The SQQ price steadied at 155.5p/kg lw in the week to Tuesday (9 October), a fall of just 0.4p/kg on a 7% higher throughput.
High throughputs in recent weeks pushed prime lamb prices below last year’s levels in the aftermath of poor weather, which badly disrupted lamb finishing and marketing earlier in the season.
At Northallerton market on Tuesday (9 October), 707 prime lambs were sold, compared with 1,671 a week earlier, which in itself was an unusually high number after floods had delayed marketing the previous week.
Here prices picked up to average 157p/kg lw compared with 148p/kg last week. Auctioneer Giles Drew said producers needed to make sure they were supplying what the market wanted – a lot of lambs were coming forward lean and that was not helping averages.
Mr Drew expected demand to firm seasonally and numbers to drop. There was a lot of pressure on farmers, buyers and wholesalers, he said. Export business was difficult because of the economic conditions in customer countries.
The variable finishing conditions are reflected in reports from some other markets where lambs are too heavy or too well finished.
EBLEX estimates that 1.2 million prime sheep were slaughtered in September, an increase of about 5% on the same month last year.
Poor finishing conditions in June, July and August led to the recent high throughputs and pressure on prices – three weeks ago the weekly lamb kill was the highest in two years.
Looking ahead, AHDB/EBLEX analyst Paul Heyhoe said the weather would play a big part from now on and that a good winter would see lambs marketed steadily and on a seasonal pattern of rising prices.
“Our view is that there are more lambs on the ground than a year ago. The Eid festival at the end of this month will hopefully add a bit of demand to the market.”
Lamb is also expected to become more competitive as other meats rise in price as the effect of higher bought-in feed costs is felt.

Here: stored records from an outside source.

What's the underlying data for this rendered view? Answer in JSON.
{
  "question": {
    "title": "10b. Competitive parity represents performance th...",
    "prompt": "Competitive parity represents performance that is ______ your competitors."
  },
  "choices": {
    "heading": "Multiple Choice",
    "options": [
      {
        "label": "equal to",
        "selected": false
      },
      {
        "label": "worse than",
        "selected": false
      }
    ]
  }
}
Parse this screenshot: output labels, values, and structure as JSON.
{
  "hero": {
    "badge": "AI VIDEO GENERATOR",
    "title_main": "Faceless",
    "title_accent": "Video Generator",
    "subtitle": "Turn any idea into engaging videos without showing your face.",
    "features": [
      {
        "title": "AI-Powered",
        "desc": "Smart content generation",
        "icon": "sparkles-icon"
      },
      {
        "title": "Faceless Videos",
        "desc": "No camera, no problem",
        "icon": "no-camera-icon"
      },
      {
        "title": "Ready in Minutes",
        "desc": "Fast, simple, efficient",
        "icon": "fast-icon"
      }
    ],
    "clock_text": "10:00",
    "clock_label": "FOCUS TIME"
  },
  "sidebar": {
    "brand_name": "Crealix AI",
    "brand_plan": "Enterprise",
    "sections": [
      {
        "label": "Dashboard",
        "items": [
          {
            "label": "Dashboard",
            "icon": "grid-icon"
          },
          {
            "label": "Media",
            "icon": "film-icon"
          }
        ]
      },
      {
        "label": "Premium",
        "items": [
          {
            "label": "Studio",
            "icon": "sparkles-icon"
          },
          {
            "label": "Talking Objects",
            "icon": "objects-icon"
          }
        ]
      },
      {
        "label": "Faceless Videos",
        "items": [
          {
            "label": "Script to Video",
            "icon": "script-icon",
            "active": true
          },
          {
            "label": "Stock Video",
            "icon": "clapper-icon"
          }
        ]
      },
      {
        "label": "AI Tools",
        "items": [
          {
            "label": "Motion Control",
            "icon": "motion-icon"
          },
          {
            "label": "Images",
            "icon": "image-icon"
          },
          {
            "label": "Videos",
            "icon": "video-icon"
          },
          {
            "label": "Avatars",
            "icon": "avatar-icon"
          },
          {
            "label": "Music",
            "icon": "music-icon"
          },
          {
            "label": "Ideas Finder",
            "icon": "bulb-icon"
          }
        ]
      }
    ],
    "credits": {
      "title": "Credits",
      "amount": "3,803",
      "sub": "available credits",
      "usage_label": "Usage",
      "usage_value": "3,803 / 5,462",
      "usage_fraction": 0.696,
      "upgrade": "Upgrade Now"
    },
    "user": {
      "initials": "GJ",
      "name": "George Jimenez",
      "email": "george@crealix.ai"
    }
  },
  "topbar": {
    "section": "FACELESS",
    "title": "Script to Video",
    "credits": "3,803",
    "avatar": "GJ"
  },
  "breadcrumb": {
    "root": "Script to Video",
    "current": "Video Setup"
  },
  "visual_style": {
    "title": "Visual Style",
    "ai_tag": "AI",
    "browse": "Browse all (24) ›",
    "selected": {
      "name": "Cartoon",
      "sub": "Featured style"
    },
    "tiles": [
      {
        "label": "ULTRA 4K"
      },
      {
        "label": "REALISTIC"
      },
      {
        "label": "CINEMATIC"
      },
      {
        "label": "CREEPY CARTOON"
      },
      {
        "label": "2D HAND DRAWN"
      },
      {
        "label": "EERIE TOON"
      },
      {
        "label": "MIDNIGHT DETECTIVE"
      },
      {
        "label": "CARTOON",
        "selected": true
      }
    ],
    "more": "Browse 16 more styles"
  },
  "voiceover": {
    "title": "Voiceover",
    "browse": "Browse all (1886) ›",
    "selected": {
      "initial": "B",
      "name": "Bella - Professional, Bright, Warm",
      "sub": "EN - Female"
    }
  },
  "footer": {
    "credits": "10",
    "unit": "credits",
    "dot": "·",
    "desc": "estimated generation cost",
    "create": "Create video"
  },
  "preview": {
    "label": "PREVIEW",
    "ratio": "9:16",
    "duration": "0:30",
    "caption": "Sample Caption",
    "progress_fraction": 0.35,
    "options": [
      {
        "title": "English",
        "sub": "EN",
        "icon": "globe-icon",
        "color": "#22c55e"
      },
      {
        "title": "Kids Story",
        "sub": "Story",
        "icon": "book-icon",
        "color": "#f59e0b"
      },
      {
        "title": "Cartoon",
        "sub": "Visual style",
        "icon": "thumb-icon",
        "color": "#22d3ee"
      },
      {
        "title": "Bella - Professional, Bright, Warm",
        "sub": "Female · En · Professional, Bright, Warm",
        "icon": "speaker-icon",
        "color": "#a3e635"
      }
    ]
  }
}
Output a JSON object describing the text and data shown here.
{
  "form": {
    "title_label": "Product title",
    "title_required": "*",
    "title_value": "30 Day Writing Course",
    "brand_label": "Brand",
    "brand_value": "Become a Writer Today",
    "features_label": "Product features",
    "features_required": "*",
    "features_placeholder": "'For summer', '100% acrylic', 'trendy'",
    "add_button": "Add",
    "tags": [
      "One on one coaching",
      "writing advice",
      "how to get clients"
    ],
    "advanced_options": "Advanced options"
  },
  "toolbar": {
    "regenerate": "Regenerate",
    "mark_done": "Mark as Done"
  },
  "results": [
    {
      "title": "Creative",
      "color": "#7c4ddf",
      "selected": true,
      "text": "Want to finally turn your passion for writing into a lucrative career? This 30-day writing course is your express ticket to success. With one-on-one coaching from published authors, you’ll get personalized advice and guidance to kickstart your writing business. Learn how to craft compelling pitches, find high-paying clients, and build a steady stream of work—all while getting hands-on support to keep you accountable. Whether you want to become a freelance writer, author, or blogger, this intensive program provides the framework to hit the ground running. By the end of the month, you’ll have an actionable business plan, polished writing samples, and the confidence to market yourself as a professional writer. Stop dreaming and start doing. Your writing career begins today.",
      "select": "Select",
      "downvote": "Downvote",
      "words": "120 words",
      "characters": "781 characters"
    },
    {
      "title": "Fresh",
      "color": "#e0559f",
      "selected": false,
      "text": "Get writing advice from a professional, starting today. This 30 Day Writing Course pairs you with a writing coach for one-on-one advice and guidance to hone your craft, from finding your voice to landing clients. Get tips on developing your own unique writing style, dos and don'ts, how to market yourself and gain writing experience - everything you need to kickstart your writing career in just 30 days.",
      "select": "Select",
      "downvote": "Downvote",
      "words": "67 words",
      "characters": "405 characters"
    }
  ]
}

EBLEX expects lamb throughputs to be higher than 2011 levels for the rest of 2012. However, if poor weather returns, we may quickly return to a situation of tight supplies, it said in its weekly report.